If you’re anything like me, you probably wish you spent more time shooting photos and less time editing them. For most of us, editing photos is just not as sexy as shooting them. However, I would venture a guess that 90% of the things I’ve learned about photography is the result of editing my own photos.
It takes some real discipline to sit down and review every one of your photographs, but unless you confront the reality of your images you may never learn what they have to teach you. Photographers would do well to take a note from movie directors in this area. After each day of shooting the director will sit down and review the footage they just shot. The footage, appropriately enough, is called “dailies.” The sooner you can review it the better off you’ll be.
Believe me, I know all of the excuses and reasons to procrastinate, even seemingly valid ones like, “I will have more time to shoot if I pay someone to edit.” I guarantee you the best way to see your photography improve is to edit your photos. If you really want to learn a lot while editing try shooting the same event with another photographer and then edit them all yourself.
A number of things happen when we do this:
- Ideas and inspiration crop up when you slow down and really examine your photos. Many times I have noticed a reflection or shadow in a shot and I’m left thinking, “Oh man! I can’t wait to try another shot like this…”
- It puts you in the position of your client. Take a minute to imagine what the client will think when they see your images. Will they be impressed? Will they notice that the focus isn’t perfect? Will they notice if it’s a little bit crooked? Did you meet their expectations?
- It will show you what you overlooked. Some photographers, myself included, have a gift for missing the obvious sometimes. We are too busy looking at the light or composition that we failed to realize the subject is picking his nose.
- You will be able to spot trends in your style. Much to my frustration I recently discovered that I had an extremely annoying habit of tilting every photo I shot. I didn’t even realize it until I started seeing it in all of my photos. Now I know, and I don’t shoot like that any more.
- Every crappy photo will serve as a reminder to do it better next time. Look at your photos until you’re disgusted with them, until you’re ready to do something about it. Take responsibility for them. Study them. Learn from them. Then do it right next time. P.S. This won’t work if you blame the client, or the venue, or the lighting, or anything but yourself. Step up and own it.
- It enables you to compare differences side by side. Often during a shoot I will try a few different options or ideas. When editing these photos I can see what worked and what didn’t.
- It gives you time to think about your photos. The most limited resource during most shoots is time (wedding photographers in particular know this). When you have such a narrow window of opportunity you can’t afford to stop and ponder your options; you’ve got to go with what you know or cross your fingers and hope for the best. When that time constraint is lifted (i.e. well after the shoot is over) you should analyze your shots. If you had more time, what would you have done differently?
- It teaches you to look for the potential and then capitalize on it. It truly is a skill to be able to look at a photograph and say, “It needs a little of _____.” Editors are taught to look for the potential in a photograph. Photographers should learn to do the same.
- It helps you find the story within the frame –the subplot, if you will. Try playing around with that crop tool.

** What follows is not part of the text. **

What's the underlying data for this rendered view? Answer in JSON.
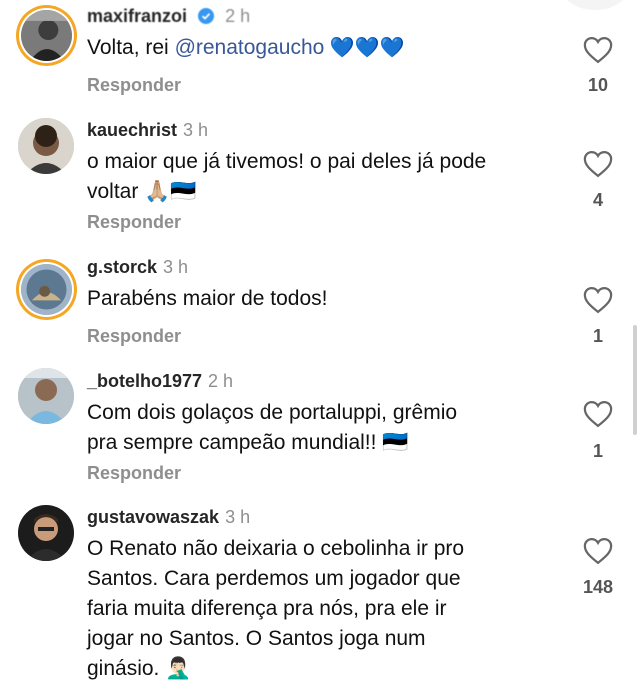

You’ll be surprised at how much you can cut out of an image and still tell the story. This is great fodder thinking of new shots, and good reason to invest in a telephoto lens.

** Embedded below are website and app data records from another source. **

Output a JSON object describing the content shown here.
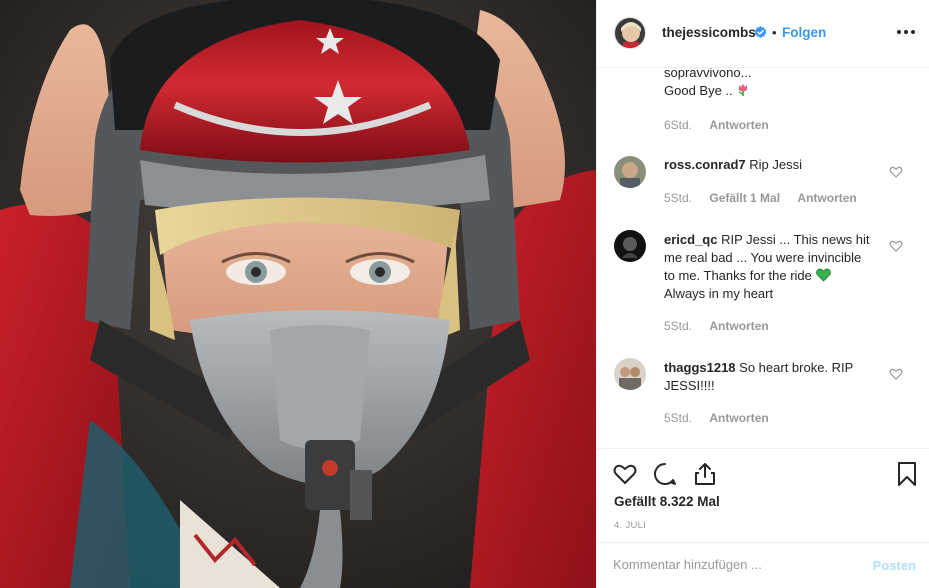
{
  "header": {
    "username": "thejessicombs",
    "separator": "•",
    "follow_label": "Folgen",
    "more_icon": "more-horizontal-icon"
  },
  "comments": [
    {
      "continued_text_1": "sopravvivono...",
      "continued_text_2": "Good Bye ..",
      "emoji": "tulip",
      "time": "6Std.",
      "reply_label": "Antworten"
    },
    {
      "username": "ross.conrad7",
      "text": "Rip Jessi",
      "time": "5Std.",
      "likes_label": "Gefällt 1 Mal",
      "reply_label": "Antworten"
    },
    {
      "username": "ericd_qc",
      "text_line1": "RIP Jessi ... This news hit",
      "text_line2": "me real bad ... You were invincible",
      "text_line3": "to me. Thanks for the ride",
      "text_line4": "Always in my heart",
      "emoji": "green-heart",
      "time": "5Std.",
      "reply_label": "Antworten"
    },
    {
      "username": "thaggs1218",
      "text_line1": "So heart broke. RIP",
      "text_line2": "JESSI!!!!",
      "time": "5Std.",
      "reply_label": "Antworten"
    }
  ],
  "actions": {
    "likes_text": "Gefällt 8.322 Mal",
    "date": "4. JULI"
  },
  "add_comment": {
    "placeholder": "Kommentar hinzufügen ...",
    "post_label": "Posten"
  },
  "colors": {
    "link_blue": "#3897f0",
    "post_disabled": "#b2dffc",
    "muted": "#999999",
    "verified": "#3897f0",
    "green_heart": "#37b24d"
  }
}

- It rehashes the technical settings of your camera. You don’t have to edit photos for long before you begin to understand what White Balance does.
- In short, editing teaches you how to take better pictures.
Editing is an altogether different skill set than shooting photos. Simply knowing how to apply a filter or preset is not enough. Learn the craft of editing and your photography will be better because of it. There is a saying in the film industry: “The best editors are cinematographers, and the best cinematographers are editors.”